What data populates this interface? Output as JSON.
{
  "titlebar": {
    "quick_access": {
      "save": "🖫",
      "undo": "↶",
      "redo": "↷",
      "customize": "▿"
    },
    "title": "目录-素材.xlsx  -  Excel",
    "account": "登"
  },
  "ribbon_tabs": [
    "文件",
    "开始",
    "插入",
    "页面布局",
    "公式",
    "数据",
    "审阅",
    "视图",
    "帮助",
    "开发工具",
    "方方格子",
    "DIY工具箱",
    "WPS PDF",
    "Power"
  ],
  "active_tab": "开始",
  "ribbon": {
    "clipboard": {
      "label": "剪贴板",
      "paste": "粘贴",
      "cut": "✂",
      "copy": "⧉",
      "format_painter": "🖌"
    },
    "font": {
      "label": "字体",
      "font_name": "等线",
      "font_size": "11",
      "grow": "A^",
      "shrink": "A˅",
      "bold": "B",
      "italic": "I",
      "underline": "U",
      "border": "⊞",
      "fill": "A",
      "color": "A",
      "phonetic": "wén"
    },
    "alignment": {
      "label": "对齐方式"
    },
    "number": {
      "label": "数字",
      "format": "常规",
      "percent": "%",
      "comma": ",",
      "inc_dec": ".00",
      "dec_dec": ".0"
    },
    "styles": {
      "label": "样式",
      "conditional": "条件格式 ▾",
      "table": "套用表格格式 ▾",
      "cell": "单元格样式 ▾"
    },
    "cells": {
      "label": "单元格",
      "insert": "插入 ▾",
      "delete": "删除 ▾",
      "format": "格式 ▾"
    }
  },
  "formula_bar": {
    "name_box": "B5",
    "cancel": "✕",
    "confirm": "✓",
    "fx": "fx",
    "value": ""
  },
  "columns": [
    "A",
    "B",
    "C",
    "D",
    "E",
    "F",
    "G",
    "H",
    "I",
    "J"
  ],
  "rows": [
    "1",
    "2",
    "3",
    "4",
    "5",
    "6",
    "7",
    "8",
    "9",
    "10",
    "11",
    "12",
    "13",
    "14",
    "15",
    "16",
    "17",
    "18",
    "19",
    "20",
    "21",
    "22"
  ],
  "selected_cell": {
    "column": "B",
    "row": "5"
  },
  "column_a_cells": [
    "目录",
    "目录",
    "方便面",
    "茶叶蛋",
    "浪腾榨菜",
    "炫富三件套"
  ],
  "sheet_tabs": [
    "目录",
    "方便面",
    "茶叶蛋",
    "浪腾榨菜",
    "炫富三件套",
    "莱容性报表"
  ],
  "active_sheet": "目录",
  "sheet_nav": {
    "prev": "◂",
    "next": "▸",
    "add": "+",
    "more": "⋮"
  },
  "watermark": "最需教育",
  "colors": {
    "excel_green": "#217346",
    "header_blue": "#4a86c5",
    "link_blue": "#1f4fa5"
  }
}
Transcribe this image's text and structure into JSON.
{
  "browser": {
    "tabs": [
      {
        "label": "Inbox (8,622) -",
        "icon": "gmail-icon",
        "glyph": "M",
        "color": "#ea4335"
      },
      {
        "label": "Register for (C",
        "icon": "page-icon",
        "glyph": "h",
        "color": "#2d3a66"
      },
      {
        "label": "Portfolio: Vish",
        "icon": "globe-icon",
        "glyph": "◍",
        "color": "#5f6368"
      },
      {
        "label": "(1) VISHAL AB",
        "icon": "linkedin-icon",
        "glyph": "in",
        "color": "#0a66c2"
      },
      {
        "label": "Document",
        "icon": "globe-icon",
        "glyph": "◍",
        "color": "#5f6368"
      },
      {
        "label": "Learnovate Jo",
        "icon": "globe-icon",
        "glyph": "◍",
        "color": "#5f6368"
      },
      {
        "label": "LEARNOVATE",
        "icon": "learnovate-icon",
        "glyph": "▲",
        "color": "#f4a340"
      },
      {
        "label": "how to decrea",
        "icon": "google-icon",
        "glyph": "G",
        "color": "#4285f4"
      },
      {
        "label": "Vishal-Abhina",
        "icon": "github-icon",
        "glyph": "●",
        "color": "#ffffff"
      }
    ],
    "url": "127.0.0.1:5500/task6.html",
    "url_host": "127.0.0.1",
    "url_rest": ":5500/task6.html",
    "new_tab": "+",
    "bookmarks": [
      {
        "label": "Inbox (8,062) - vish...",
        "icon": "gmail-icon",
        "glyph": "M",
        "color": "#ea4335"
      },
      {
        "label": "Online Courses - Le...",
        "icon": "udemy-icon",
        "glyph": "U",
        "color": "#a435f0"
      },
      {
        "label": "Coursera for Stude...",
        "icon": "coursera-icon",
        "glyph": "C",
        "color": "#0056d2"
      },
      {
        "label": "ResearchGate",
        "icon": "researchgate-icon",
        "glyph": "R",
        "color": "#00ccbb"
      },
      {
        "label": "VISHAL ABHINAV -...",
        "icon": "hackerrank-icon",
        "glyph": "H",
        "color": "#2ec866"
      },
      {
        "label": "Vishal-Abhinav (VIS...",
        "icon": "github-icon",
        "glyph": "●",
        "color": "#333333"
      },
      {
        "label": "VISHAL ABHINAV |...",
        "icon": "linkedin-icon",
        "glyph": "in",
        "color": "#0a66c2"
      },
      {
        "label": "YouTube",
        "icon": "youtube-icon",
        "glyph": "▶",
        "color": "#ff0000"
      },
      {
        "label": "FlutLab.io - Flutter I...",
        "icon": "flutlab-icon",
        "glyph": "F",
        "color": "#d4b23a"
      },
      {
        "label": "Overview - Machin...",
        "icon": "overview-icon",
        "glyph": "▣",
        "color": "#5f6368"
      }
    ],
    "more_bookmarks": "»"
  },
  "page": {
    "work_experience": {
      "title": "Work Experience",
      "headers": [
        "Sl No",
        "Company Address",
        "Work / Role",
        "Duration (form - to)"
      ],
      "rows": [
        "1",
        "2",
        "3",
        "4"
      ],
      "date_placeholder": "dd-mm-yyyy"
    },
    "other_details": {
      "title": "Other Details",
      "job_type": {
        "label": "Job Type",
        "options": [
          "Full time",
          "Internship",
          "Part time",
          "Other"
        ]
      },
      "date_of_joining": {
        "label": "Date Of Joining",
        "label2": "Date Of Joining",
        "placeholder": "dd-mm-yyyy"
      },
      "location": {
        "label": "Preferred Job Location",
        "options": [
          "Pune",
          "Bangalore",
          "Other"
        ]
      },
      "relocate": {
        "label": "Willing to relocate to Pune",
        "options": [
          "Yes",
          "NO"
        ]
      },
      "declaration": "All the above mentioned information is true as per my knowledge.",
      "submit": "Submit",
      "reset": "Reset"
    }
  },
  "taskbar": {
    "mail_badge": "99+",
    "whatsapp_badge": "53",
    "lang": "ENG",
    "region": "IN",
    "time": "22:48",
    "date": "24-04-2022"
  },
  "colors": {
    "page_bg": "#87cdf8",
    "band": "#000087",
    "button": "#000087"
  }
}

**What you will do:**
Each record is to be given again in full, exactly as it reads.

**Your response:**
What data populates this interface? Output as JSON.
{
  "titlebar": {
    "quick_access": {
      "save": "🖫",
      "undo": "↶",
      "redo": "↷",
      "customize": "▿"
    },
    "title": "目录-素材.xlsx  -  Excel",
    "account": "登"
  },
  "ribbon_tabs": [
    "文件",
    "开始",
    "插入",
    "页面布局",
    "公式",
    "数据",
    "审阅",
    "视图",
    "帮助",
    "开发工具",
    "方方格子",
    "DIY工具箱",
    "WPS PDF",
    "Power"
  ],
  "active_tab": "开始",
  "ribbon": {
    "clipboard": {
      "label": "剪贴板",
      "paste": "粘贴",
      "cut": "✂",
      "copy": "⧉",
      "format_painter": "🖌"
    },
    "font": {
      "label": "字体",
      "font_name": "等线",
      "font_size": "11",
      "grow": "A^",
      "shrink": "A˅",
      "bold": "B",
      "italic": "I",
      "underline": "U",
      "border": "⊞",
      "fill": "A",
      "color": "A",
      "phonetic": "wén"
    },
    "alignment": {
      "label": "对齐方式"
    },
    "number": {
      "label": "数字",
      "format": "常规",
      "percent": "%",
      "comma": ",",
      "inc_dec": ".00",
      "dec_dec": ".0"
    },
    "styles": {
      "label": "样式",
      "conditional": "条件格式 ▾",
      "table": "套用表格格式 ▾",
      "cell": "单元格样式 ▾"
    },
    "cells": {
      "label": "单元格",
      "insert": "插入 ▾",
      "delete": "删除 ▾",
      "format": "格式 ▾"
    }
  },
  "formula_bar": {
    "name_box": "B5",
    "cancel": "✕",
    "confirm": "✓",
    "fx": "fx",
    "value": ""
  },
  "columns": [
    "A",
    "B",
    "C",
    "D",
    "E",
    "F",
    "G",
    "H",
    "I",
    "J"
  ],
  "rows": [
    "1",
    "2",
    "3",
    "4",
    "5",
    "6",
    "7",
    "8",
    "9",
    "10",
    "11",
    "12",
    "13",
    "14",
    "15",
    "16",
    "17",
    "18",
    "19",
    "20",
    "21",
    "22"
  ],
  "selected_cell": {
    "column": "B",
    "row": "5"
  },
  "column_a_cells": [
    "目录",
    "目录",
    "方便面",
    "茶叶蛋",
    "浪腾榨菜",
    "炫富三件套"
  ],
  "sheet_tabs": [
    "目录",
    "方便面",
    "茶叶蛋",
    "浪腾榨菜",
    "炫富三件套",
    "莱容性报表"
  ],
  "active_sheet": "目录",
  "sheet_nav": {
    "prev": "◂",
    "next": "▸",
    "add": "+",
    "more": "⋮"
  },
  "watermark": "最需教育",
  "colors": {
    "excel_green": "#217346",
    "header_blue": "#4a86c5",
    "link_blue": "#1f4fa5"
  }
}
Transcribe this image's text and structure into JSON.
{
  "browser": {
    "tabs": [
      {
        "label": "Inbox (8,622) -",
        "icon": "gmail-icon",
        "glyph": "M",
        "color": "#ea4335"
      },
      {
        "label": "Register for (C",
        "icon": "page-icon",
        "glyph": "h",
        "color": "#2d3a66"
      },
      {
        "label": "Portfolio: Vish",
        "icon": "globe-icon",
        "glyph": "◍",
        "color": "#5f6368"
      },
      {
        "label": "(1) VISHAL AB",
        "icon": "linkedin-icon",
        "glyph": "in",
        "color": "#0a66c2"
      },
      {
        "label": "Document",
        "icon": "globe-icon",
        "glyph": "◍",
        "color": "#5f6368"
      },
      {
        "label": "Learnovate Jo",
        "icon": "globe-icon",
        "glyph": "◍",
        "color": "#5f6368"
      },
      {
        "label": "LEARNOVATE",
        "icon": "learnovate-icon",
        "glyph": "▲",
        "color": "#f4a340"
      },
      {
        "label": "how to decrea",
        "icon": "google-icon",
        "glyph": "G",
        "color": "#4285f4"
      },
      {
        "label": "Vishal-Abhina",
        "icon": "github-icon",
        "glyph": "●",
        "color": "#ffffff"
      }
    ],
    "url": "127.0.0.1:5500/task6.html",
    "url_host": "127.0.0.1",
    "url_rest": ":5500/task6.html",
    "new_tab": "+",
    "bookmarks": [
      {
        "label": "Inbox (8,062) - vish...",
        "icon": "gmail-icon",
        "glyph": "M",
        "color": "#ea4335"
      },
      {
        "label": "Online Courses - Le...",
        "icon": "udemy-icon",
        "glyph": "U",
        "color": "#a435f0"
      },
      {
        "label": "Coursera for Stude...",
        "icon": "coursera-icon",
        "glyph": "C",
        "color": "#0056d2"
      },
      {
        "label": "ResearchGate",
        "icon": "researchgate-icon",
        "glyph": "R",
        "color": "#00ccbb"
      },
      {
        "label": "VISHAL ABHINAV -...",
        "icon": "hackerrank-icon",
        "glyph": "H",
        "color": "#2ec866"
      },
      {
        "label": "Vishal-Abhinav (VIS...",
        "icon": "github-icon",
        "glyph": "●",
        "color": "#333333"
      },
      {
        "label": "VISHAL ABHINAV |...",
        "icon": "linkedin-icon",
        "glyph": "in",
        "color": "#0a66c2"
      },
      {
        "label": "YouTube",
        "icon": "youtube-icon",
        "glyph": "▶",
        "color": "#ff0000"
      },
      {
        "label": "FlutLab.io - Flutter I...",
        "icon": "flutlab-icon",
        "glyph": "F",
        "color": "#d4b23a"
      },
      {
        "label": "Overview - Machin...",
        "icon": "overview-icon",
        "glyph": "▣",
        "color": "#5f6368"
      }
    ],
    "more_bookmarks": "»"
  },
  "page": {
    "work_experience": {
      "title": "Work Experience",
      "headers": [
        "Sl No",
        "Company Address",
        "Work / Role",
        "Duration (form - to)"
      ],
      "rows": [
        "1",
        "2",
        "3",
        "4"
      ],
      "date_placeholder": "dd-mm-yyyy"
    },
    "other_details": {
      "title": "Other Details",
      "job_type": {
        "label": "Job Type",
        "options": [
          "Full time",
          "Internship",
          "Part time",
          "Other"
        ]
      },
      "date_of_joining": {
        "label": "Date Of Joining",
        "label2": "Date Of Joining",
        "placeholder": "dd-mm-yyyy"
      },
      "location": {
        "label": "Preferred Job Location",
        "options": [
          "Pune",
          "Bangalore",
          "Other"
        ]
      },
      "relocate": {
        "label": "Willing to relocate to Pune",
        "options": [
          "Yes",
          "NO"
        ]
      },
      "declaration": "All the above mentioned information is true as per my knowledge.",
      "submit": "Submit",
      "reset": "Reset"
    }
  },
  "taskbar": {
    "mail_badge": "99+",
    "whatsapp_badge": "53",
    "lang": "ENG",
    "region": "IN",
    "time": "22:48",
    "date": "24-04-2022"
  },
  "colors": {
    "page_bg": "#87cdf8",
    "band": "#000087",
    "button": "#000087"
  }
}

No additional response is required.